The fallout from the Mercedes meltdown at Spa has continued all week and culminated in Nico Rosberg apologising via social media for his part in the melee. I await Lewis Hamilton’s apology for his conduct in the interview tat has led it to come to this, although I am very likely to be disappointed.
As the Brackley-based soap opera has played out, I like a small number of people in the F1 community have began wonder how much a certain Ross Brawn, who left Mercedes at the end of last year, would have been able to stop this mess becoming what it is today.
Brawn is a man who is no stranger to dealing with the sharp end of Formula One, having done so at Brawn, Benetton and Ferrari. That career has seen him oversee a staggering eight World Drivers’ Championships and a further eight World Constructors’ Championships. A man qualified to deal with the situations that Mercedes currently find themselves in, even if like the current Mercedes management he and his decisions have come under intense scrutiny in the past.
Take the 2002 Austrian Grand Prix. He and Jean Todt instructed Rubens Barrichello to move over and allow Michael Schumacher win the race, something the Brazilian eventually did. Brawn’s expert management ensured that whilst there was still controversy over the team order, neither Barrichello nor Michael Schumacher engaged in any sort of public spat, clash of opinion or any real dissent. Schumacher even showed gratitude, and whilst Rubens was visibly angry he remained in a calm state. It’s the same with team orders at Malaysia last year, when a clearly faster Rosberg obeyed them to stay behind Lewis whilst Sebastian Vettel caused a stir by ignoring them, something that again was badly mismanaged.
Hell, Brawn even managed to Schumacher to co-operate with Eddie Irvine in 1999.
What has unfurled over the past two races has been something of a disaster for Paddy Lowe, Toto Wolff and Niki Lauda, the current top brass at the Silver Arrows. Mercedes, despite being the runaway leaders in both Championships, are now floundering.
Brawn left Mercedes in 2013, only officially retiring from F1 earlier this year.
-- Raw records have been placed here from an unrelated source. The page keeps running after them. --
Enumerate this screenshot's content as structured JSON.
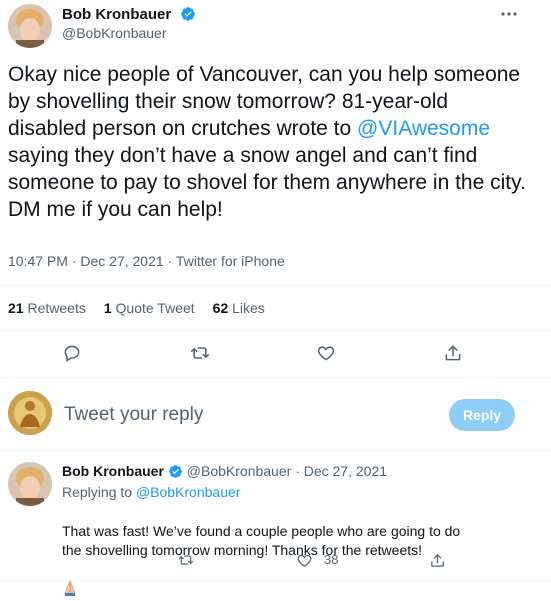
{
  "tweet": {
    "author_name": "Bob Kronbauer",
    "author_handle": "@BobKronbauer",
    "text_before_mention": "Okay nice people of Vancouver, can you help someone by shovelling their snow tomorrow? 81-year-old disabled person on crutches wrote to ",
    "mention": "@VIAwesome",
    "text_after_mention": " saying they don’t have a snow angel and can’t find someone to pay to shovel for them anywhere in the city.\nDM me if you can help!",
    "timestamp": "10:47 PM · Dec 27, 2021 · Twitter for iPhone",
    "stats": {
      "retweets_count": "21",
      "retweets_label": "Retweets",
      "quotes_count": "1",
      "quotes_label": "Quote Tweet",
      "likes_count": "62",
      "likes_label": "Likes"
    },
    "more_icon": "more-dots-icon"
  },
  "composer": {
    "placeholder": "Tweet your reply",
    "button_label": "Reply"
  },
  "reply": {
    "author_name": "Bob Kronbauer",
    "author_handle": "@BobKronbauer",
    "date": "· Dec 27, 2021",
    "replying_to_label": "Replying to",
    "replying_to_handle": "@BobKronbauer",
    "text": "That was fast! We’ve found a couple people who are going to do the shovelling tomorrow morning! Thanks for the retweets!",
    "like_count": "38"
  },
  "colors": {
    "accent": "#1d9bf0",
    "text": "#0f1419",
    "muted": "#536471",
    "reply_button": "#8ecdf8"
  }
}
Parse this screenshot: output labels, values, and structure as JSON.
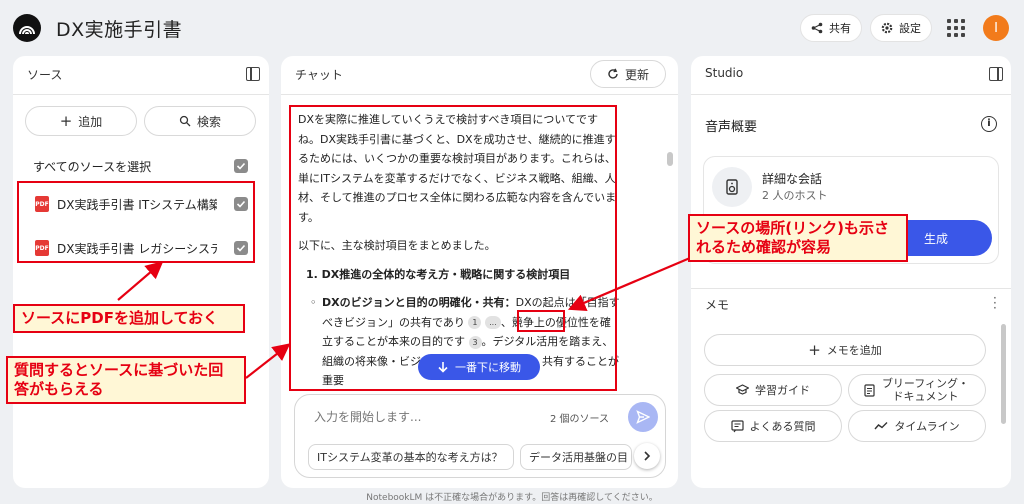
{
  "app": {
    "title": "DX実施手引書"
  },
  "header": {
    "share_label": "共有",
    "settings_label": "設定",
    "avatar_initial": "I"
  },
  "source_panel": {
    "title": "ソース",
    "add_label": "追加",
    "search_label": "検索",
    "select_all_label": "すべてのソースを選択",
    "items": [
      {
        "label": "DX実践手引書 ITシステム構築..."
      },
      {
        "label": "DX実践手引書 レガシーシステ..."
      }
    ]
  },
  "chat_panel": {
    "title": "チャット",
    "refresh_label": "更新",
    "intro": "DXを実際に推進していくうえで検討すべき項目についてですね。DX実践手引書に基づくと、DXを成功させ、継続的に推進するためには、いくつかの重要な検討項目があります。これらは、単にITシステムを変革するだけでなく、ビジネス戦略、組織、人材、そして推進のプロセス全体に関わる広範な内容を含んでいます。",
    "summary_line": "以下に、主な検討項目をまとめました。",
    "heading": "1. DX推進の全体的な考え方・戦略に関する検討項目",
    "bullet_title": "DXのビジョンと目的の明確化・共有：",
    "bullet_text_1": "DXの起点は「目指すべきビジョン」の共有であり",
    "cite_1": "1",
    "cite_more": "...",
    "bullet_text_2": "、競争上の優位性を確立することが本来の目的です",
    "cite_3": "3",
    "bullet_text_3": "。デジタル活用を踏まえ、組織の将来像・ビジョンを徹底的に議論し、共有することが重要",
    "scroll_bottom_label": "一番下に移動",
    "input_placeholder": "入力を開始します...",
    "source_count": "2 個のソース",
    "suggestions": [
      "ITシステム変革の基本的な考え方は？",
      "データ活用基盤の目"
    ]
  },
  "studio_panel": {
    "title": "Studio",
    "audio_overview_title": "音声概要",
    "card_title": "詳細な会話",
    "card_subtitle": "2 人のホスト",
    "generate_label": "生成",
    "memo_title": "メモ",
    "add_memo_label": "メモを追加",
    "buttons": [
      {
        "label": "学習ガイド"
      },
      {
        "label": "ブリーフィング・ドキュメント"
      },
      {
        "label": "よくある質問"
      },
      {
        "label": "タイムライン"
      }
    ]
  },
  "annotations": {
    "callout_pdf": "ソースにPDFを追加しておく",
    "callout_answer": "質問するとソースに基づいた回答がもらえる",
    "callout_link": "ソースの場所(リンク)も示されるため確認が容易"
  },
  "footer": {
    "disclaimer": "NotebookLM は不正確な場合があります。回答は再確認してください。"
  },
  "colors": {
    "accent": "#3a57e8",
    "annotation_red": "#e60012",
    "annotation_bg": "#fff7d6",
    "avatar": "#f27b1b"
  }
}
That suggests it wasn’t solely his decision to leave in the first place. If my instincts are correct, then this was extremely foolish.
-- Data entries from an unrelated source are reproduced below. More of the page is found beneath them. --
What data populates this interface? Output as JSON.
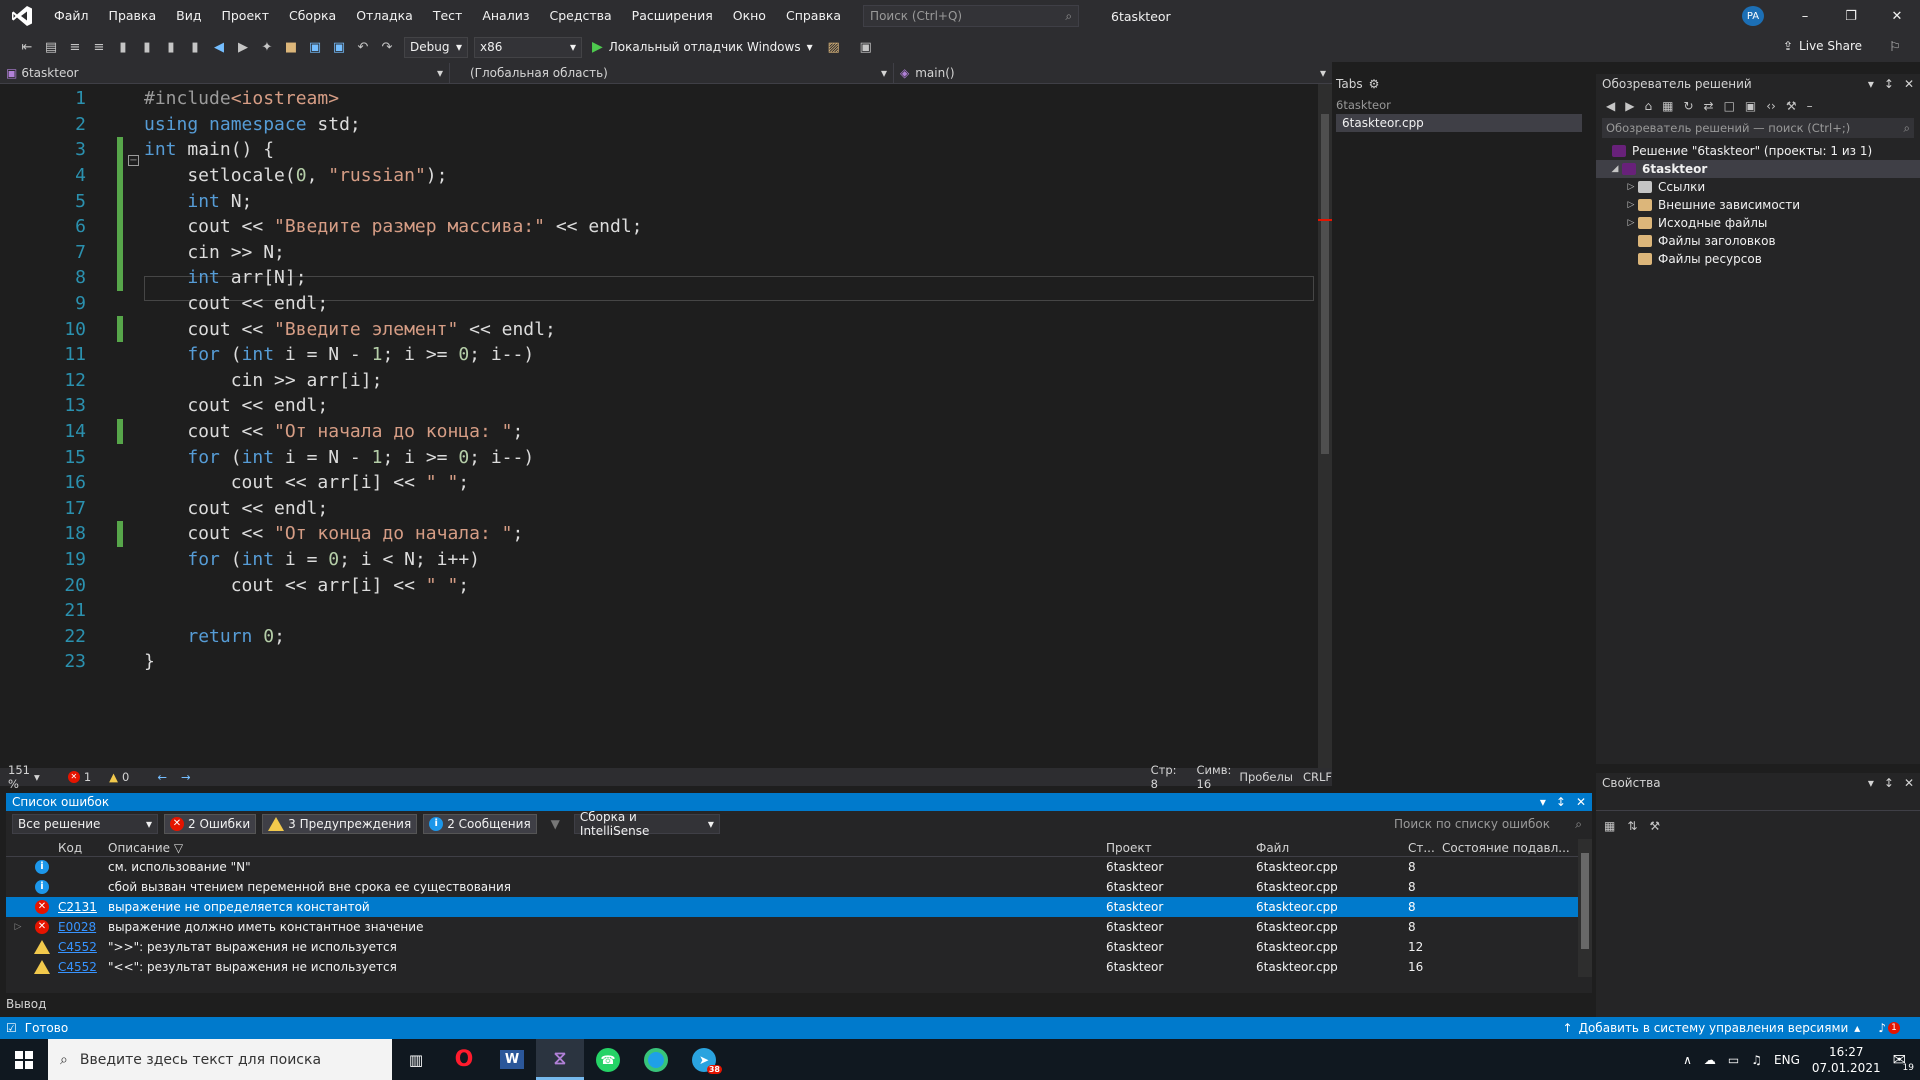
{
  "window": {
    "solution_title": "6taskteor",
    "avatar_initials": "PA"
  },
  "menu": [
    "Файл",
    "Правка",
    "Вид",
    "Проект",
    "Сборка",
    "Отладка",
    "Тест",
    "Анализ",
    "Средства",
    "Расширения",
    "Окно",
    "Справка"
  ],
  "search": {
    "placeholder": "Поиск (Ctrl+Q)"
  },
  "toolbar": {
    "configuration": "Debug",
    "platform": "x86",
    "start_label": "Локальный отладчик Windows",
    "live_share": "Live Share"
  },
  "navbar": {
    "project": "6taskteor",
    "scope": "(Глобальная область)",
    "member": "main()"
  },
  "editor": {
    "zoom": "151 %",
    "error_count": "1",
    "warning_count": "0",
    "line_pos": "Стр: 8",
    "col_pos": "Симв: 16",
    "whitespace": "Пробелы",
    "line_ending": "CRLF",
    "lines": [
      {
        "n": "1",
        "text": "#include<iostream>"
      },
      {
        "n": "2",
        "text": "using namespace std;"
      },
      {
        "n": "3",
        "text": "int main() {"
      },
      {
        "n": "4",
        "text": "    setlocale(0, \"russian\");"
      },
      {
        "n": "5",
        "text": "    int N;"
      },
      {
        "n": "6",
        "text": "    cout << \"Введите размер массива:\" << endl;"
      },
      {
        "n": "7",
        "text": "    cin >> N;"
      },
      {
        "n": "8",
        "text": "    int arr[N];"
      },
      {
        "n": "9",
        "text": "    cout << endl;"
      },
      {
        "n": "10",
        "text": "    cout << \"Введите элемент\" << endl;"
      },
      {
        "n": "11",
        "text": "    for (int i = N - 1; i >= 0; i--)"
      },
      {
        "n": "12",
        "text": "        cin >> arr[i];"
      },
      {
        "n": "13",
        "text": "    cout << endl;"
      },
      {
        "n": "14",
        "text": "    cout << \"От начала до конца: \";"
      },
      {
        "n": "15",
        "text": "    for (int i = N - 1; i >= 0; i--)"
      },
      {
        "n": "16",
        "text": "        cout << arr[i] << \" \";"
      },
      {
        "n": "17",
        "text": "    cout << endl;"
      },
      {
        "n": "18",
        "text": "    cout << \"От конца до начала: \";"
      },
      {
        "n": "19",
        "text": "    for (int i = 0; i < N; i++)"
      },
      {
        "n": "20",
        "text": "        cout << arr[i] << \" \";"
      },
      {
        "n": "21",
        "text": ""
      },
      {
        "n": "22",
        "text": "    return 0;"
      },
      {
        "n": "23",
        "text": "}"
      }
    ]
  },
  "tabs_panel": {
    "title": "Tabs",
    "group": "6taskteor",
    "file": "6taskteor.cpp"
  },
  "solution_explorer": {
    "title": "Обозреватель решений",
    "search_placeholder": "Обозреватель решений — поиск (Ctrl+;)",
    "solution": "Решение \"6taskteor\" (проекты: 1 из 1)",
    "project": "6taskteor",
    "items": [
      "Ссылки",
      "Внешние зависимости",
      "Исходные файлы",
      "Файлы заголовков",
      "Файлы ресурсов"
    ]
  },
  "properties": {
    "title": "Свойства"
  },
  "error_list": {
    "title": "Список ошибок",
    "scope": "Все решение",
    "errors_filter": "2 Ошибки",
    "warnings_filter": "3 Предупреждения",
    "messages_filter": "2 Сообщения",
    "build_source": "Сборка и IntelliSense",
    "search_placeholder": "Поиск по списку ошибок",
    "columns": [
      "Код",
      "Описание",
      "Проект",
      "Файл",
      "Ст...",
      "Состояние подавл..."
    ],
    "rows": [
      {
        "type": "info",
        "code": "",
        "desc": "см. использование \"N\"",
        "project": "6taskteor",
        "file": "6taskteor.cpp",
        "line": "8"
      },
      {
        "type": "info",
        "code": "",
        "desc": "сбой вызван чтением переменной вне срока ее существования",
        "project": "6taskteor",
        "file": "6taskteor.cpp",
        "line": "8"
      },
      {
        "type": "error",
        "code": "C2131",
        "desc": "выражение не определяется константой",
        "project": "6taskteor",
        "file": "6taskteor.cpp",
        "line": "8"
      },
      {
        "type": "error",
        "code": "E0028",
        "desc": "выражение должно иметь константное значение",
        "project": "6taskteor",
        "file": "6taskteor.cpp",
        "line": "8"
      },
      {
        "type": "warning",
        "code": "C4552",
        "desc": "\">>\": результат выражения не используется",
        "project": "6taskteor",
        "file": "6taskteor.cpp",
        "line": "12"
      },
      {
        "type": "warning",
        "code": "C4552",
        "desc": "\"<<\": результат выражения не используется",
        "project": "6taskteor",
        "file": "6taskteor.cpp",
        "line": "16"
      }
    ]
  },
  "output_tab": "Вывод",
  "statusbar": {
    "ready": "Готово",
    "vcs": "Добавить в систему управления версиями",
    "notifications": "1"
  },
  "taskbar": {
    "search_placeholder": "Введите здесь текст для поиска",
    "lang": "ENG",
    "time": "16:27",
    "date": "07.01.2021",
    "telegram_badge": "38",
    "notif_count": "19"
  }
}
Under the management of Brawn, Nico Rosberg would not have attempted to pass Lewis in the clumsy manner he did. Lewis would probably have obeyed the team orders at Hungary and he certainly would not have potentially leaked details of team meeting whilst making those absolutely pathetic, attention-seeking comments claiming Rosberg ‘basically admitted to doing it on purpose’.
Wolff has been an excellent link between the media and Mercedes and has in the main managed to halt a lot of driver tension with his down-the-middle answers at media briefings and in interviews. He expertly handled the team orders saga at Hungary when dealing with the media, who made less fuss than I expected. I put that down to Wolff, who did not choose sides.
So I was surprised when he did publicly blame Rosberg. I am aware that Lauda did too, but let’s be honest, Hamilton has been the apple of Lauda’s eye dating back to the 2008 Belgian Grand Prix, when he called the (Correct) decision to impose a time penalty on Hamilton for overtaking after cutting the final chicane ‘The worst in the history of F1’. Wolff, until Spa, had not put a foot wrong when dealing with the media, but his comments about Nico being directly at fault were poorly judged, even if they were correct. It is very difficult to imagine Brawn acting with such recklessness.
It is my belief that Brawn would have been able to put out the pan fire relatively quickly after the race, whereas Wolff, Lauda and to a lesser extent Lowe have allowed the pan fire to engulf the kitchen. Despite Rosberg’s apology and punishment, this fire has began to burn out of control.
Lauda and Wolff have failed to learn from Brawn and they have suffered the consequences. Their mis-management has caused this to explode.
The Fire Brigade are too late to salvage this house.